» **Data excerpts**:
------------------------
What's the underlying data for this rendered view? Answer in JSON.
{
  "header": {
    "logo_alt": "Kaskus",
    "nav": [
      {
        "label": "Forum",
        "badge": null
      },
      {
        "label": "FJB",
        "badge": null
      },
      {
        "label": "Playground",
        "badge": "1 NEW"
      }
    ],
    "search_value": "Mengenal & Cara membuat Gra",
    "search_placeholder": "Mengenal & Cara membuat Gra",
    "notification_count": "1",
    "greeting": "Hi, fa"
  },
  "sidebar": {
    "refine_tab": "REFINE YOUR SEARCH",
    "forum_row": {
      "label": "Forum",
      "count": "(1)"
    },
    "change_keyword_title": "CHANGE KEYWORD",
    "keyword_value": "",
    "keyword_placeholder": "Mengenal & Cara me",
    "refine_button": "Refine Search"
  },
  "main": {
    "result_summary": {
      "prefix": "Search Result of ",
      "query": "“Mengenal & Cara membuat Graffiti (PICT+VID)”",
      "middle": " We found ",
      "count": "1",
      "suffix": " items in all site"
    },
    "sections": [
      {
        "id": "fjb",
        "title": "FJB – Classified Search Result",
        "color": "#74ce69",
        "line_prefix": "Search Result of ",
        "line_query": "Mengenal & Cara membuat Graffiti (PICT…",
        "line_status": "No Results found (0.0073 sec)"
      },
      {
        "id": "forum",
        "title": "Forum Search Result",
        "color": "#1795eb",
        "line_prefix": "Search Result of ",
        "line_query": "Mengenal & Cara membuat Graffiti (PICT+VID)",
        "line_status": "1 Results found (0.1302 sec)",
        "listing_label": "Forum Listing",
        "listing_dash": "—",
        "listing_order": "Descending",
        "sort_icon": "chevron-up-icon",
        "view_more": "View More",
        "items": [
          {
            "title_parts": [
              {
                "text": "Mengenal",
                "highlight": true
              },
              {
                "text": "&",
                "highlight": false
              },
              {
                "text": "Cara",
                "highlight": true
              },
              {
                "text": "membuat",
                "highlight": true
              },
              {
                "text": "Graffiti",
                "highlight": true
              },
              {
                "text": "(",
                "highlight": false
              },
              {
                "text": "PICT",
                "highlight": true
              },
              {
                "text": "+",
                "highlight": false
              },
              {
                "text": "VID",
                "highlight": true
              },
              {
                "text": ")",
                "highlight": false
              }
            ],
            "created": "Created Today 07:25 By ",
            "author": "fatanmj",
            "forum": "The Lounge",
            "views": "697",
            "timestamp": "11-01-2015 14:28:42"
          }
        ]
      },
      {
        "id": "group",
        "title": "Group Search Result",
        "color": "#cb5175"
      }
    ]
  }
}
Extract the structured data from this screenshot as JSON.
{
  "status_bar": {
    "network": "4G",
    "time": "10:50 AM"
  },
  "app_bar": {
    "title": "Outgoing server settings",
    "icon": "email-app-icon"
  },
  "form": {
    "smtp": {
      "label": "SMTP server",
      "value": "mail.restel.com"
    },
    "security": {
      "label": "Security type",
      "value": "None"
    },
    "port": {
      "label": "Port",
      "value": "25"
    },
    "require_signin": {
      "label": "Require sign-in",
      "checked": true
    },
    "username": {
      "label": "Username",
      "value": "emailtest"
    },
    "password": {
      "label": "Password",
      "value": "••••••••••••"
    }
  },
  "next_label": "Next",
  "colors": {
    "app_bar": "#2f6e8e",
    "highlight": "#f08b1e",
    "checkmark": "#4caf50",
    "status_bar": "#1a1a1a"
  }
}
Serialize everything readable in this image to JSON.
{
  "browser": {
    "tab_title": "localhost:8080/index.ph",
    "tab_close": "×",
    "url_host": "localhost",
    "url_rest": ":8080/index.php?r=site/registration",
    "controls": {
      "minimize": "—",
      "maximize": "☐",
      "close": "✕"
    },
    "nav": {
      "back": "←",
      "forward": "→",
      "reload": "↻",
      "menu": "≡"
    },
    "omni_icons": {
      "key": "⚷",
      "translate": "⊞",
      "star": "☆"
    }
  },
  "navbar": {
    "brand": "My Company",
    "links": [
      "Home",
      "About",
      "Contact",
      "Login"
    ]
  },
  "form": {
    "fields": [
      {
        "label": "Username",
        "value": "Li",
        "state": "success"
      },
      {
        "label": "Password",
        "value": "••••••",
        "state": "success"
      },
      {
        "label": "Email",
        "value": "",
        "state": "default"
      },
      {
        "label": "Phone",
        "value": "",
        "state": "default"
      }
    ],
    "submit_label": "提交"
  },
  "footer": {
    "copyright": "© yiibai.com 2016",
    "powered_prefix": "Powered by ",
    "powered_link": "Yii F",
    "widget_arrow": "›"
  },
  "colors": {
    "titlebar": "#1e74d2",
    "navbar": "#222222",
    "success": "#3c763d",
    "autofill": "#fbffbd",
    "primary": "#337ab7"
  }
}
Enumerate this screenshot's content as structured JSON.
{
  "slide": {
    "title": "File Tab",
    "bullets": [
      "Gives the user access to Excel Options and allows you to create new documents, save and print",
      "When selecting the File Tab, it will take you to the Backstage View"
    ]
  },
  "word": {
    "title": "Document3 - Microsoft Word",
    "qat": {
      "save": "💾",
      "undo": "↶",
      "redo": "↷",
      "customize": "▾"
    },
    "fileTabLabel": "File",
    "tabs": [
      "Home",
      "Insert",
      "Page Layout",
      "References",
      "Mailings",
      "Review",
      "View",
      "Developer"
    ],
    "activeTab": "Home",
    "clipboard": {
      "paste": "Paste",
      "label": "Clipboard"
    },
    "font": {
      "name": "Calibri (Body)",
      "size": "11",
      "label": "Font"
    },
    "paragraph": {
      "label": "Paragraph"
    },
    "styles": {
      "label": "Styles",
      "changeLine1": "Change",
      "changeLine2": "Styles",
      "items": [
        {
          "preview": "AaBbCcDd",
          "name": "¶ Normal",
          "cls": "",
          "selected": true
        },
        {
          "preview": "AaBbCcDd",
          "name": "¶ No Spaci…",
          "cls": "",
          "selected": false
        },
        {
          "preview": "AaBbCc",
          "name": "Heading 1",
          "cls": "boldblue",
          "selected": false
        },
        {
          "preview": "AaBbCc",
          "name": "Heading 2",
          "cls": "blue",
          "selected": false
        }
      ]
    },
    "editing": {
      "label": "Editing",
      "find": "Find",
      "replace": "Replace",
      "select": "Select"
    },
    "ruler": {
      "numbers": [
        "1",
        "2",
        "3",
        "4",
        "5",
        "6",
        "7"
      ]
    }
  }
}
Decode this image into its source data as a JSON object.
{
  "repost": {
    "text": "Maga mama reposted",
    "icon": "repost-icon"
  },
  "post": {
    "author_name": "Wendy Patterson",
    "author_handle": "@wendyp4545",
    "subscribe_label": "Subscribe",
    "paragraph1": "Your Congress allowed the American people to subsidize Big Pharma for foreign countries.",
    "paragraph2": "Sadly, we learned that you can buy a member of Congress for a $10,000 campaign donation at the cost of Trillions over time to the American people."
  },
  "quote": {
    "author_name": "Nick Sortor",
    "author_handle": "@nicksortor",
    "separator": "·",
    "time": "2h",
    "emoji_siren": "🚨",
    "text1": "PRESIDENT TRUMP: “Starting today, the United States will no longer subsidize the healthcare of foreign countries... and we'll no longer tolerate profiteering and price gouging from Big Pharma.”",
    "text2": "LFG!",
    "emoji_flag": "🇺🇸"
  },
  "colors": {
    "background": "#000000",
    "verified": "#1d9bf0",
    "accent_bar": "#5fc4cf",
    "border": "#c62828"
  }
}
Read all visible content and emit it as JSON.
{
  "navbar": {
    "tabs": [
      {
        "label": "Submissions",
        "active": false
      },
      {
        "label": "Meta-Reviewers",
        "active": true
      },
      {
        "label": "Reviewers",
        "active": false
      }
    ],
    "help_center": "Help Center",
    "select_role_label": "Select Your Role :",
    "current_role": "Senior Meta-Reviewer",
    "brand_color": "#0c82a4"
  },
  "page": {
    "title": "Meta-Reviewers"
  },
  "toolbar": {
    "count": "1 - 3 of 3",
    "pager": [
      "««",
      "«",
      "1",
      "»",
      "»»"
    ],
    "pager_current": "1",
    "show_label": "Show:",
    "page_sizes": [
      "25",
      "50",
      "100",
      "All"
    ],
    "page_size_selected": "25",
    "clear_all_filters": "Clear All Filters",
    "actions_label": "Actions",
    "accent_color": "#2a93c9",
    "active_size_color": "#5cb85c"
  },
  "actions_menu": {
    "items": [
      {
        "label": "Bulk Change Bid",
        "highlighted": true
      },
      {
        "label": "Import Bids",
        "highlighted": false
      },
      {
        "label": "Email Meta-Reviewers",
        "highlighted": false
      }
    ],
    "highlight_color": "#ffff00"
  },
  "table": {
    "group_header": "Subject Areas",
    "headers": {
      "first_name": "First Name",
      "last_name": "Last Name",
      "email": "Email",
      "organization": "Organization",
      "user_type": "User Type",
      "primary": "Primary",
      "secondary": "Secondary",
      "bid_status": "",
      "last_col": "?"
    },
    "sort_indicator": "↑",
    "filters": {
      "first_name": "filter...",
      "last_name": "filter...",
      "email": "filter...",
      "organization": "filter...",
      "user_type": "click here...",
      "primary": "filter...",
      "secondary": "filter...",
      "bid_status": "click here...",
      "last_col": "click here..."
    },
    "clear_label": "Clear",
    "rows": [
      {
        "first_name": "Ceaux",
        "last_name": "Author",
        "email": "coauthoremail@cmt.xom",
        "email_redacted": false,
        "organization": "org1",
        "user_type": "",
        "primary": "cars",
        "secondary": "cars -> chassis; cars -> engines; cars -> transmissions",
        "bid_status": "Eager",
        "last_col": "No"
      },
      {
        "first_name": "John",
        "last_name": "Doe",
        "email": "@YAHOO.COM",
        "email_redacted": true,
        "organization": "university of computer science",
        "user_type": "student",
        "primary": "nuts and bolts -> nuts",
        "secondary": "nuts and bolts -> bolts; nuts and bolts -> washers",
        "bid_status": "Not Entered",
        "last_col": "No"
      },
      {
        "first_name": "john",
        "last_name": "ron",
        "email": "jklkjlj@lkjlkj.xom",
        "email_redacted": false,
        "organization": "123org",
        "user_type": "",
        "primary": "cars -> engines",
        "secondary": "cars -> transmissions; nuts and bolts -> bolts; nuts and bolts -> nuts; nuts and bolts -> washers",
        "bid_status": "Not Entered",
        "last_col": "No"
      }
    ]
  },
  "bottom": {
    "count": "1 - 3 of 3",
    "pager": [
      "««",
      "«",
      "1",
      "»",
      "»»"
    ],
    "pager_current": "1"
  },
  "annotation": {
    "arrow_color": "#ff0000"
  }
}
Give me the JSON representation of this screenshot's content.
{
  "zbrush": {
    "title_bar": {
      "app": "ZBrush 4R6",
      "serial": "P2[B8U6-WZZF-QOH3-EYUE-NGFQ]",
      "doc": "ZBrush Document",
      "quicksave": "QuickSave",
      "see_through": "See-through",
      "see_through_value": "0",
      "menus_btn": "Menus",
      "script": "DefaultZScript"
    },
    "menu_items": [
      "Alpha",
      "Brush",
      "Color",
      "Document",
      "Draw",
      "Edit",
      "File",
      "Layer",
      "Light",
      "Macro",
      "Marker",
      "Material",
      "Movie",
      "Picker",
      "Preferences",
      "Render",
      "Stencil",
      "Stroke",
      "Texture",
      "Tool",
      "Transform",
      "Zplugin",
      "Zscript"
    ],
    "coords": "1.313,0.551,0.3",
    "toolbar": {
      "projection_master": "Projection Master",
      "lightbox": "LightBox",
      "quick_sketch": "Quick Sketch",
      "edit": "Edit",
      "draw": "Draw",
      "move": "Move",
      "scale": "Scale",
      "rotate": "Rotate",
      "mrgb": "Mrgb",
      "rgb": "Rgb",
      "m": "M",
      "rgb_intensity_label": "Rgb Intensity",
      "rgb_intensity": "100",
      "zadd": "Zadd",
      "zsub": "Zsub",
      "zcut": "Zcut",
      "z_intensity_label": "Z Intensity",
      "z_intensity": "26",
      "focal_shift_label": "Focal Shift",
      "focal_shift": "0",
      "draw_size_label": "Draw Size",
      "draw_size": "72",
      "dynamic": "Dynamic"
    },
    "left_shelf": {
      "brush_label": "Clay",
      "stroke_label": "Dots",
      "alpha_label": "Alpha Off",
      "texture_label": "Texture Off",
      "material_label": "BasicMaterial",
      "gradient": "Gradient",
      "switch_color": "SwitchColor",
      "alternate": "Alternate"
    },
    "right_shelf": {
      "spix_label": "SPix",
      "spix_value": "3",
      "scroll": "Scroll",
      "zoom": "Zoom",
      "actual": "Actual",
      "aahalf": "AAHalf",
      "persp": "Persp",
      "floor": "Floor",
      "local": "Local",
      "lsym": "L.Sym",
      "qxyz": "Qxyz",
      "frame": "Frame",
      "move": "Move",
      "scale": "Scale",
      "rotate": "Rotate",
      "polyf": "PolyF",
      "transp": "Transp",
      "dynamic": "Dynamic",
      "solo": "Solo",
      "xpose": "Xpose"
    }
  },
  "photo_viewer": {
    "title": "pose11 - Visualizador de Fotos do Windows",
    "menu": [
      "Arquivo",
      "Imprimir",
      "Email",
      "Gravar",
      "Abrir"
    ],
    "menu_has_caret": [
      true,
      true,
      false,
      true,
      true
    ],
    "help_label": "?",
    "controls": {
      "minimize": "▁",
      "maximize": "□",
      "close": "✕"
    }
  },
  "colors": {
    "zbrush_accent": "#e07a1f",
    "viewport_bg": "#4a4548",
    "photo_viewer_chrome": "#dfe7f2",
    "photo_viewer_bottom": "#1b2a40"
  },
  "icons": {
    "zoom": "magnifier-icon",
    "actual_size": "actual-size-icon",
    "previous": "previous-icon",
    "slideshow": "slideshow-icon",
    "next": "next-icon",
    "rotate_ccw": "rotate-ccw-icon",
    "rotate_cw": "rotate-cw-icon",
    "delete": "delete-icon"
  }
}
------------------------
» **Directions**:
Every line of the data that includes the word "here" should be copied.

» **Solution to this task**:
      "user_type": "click here...",
      "bid_status": "click here...",
      "last_col": "click here..."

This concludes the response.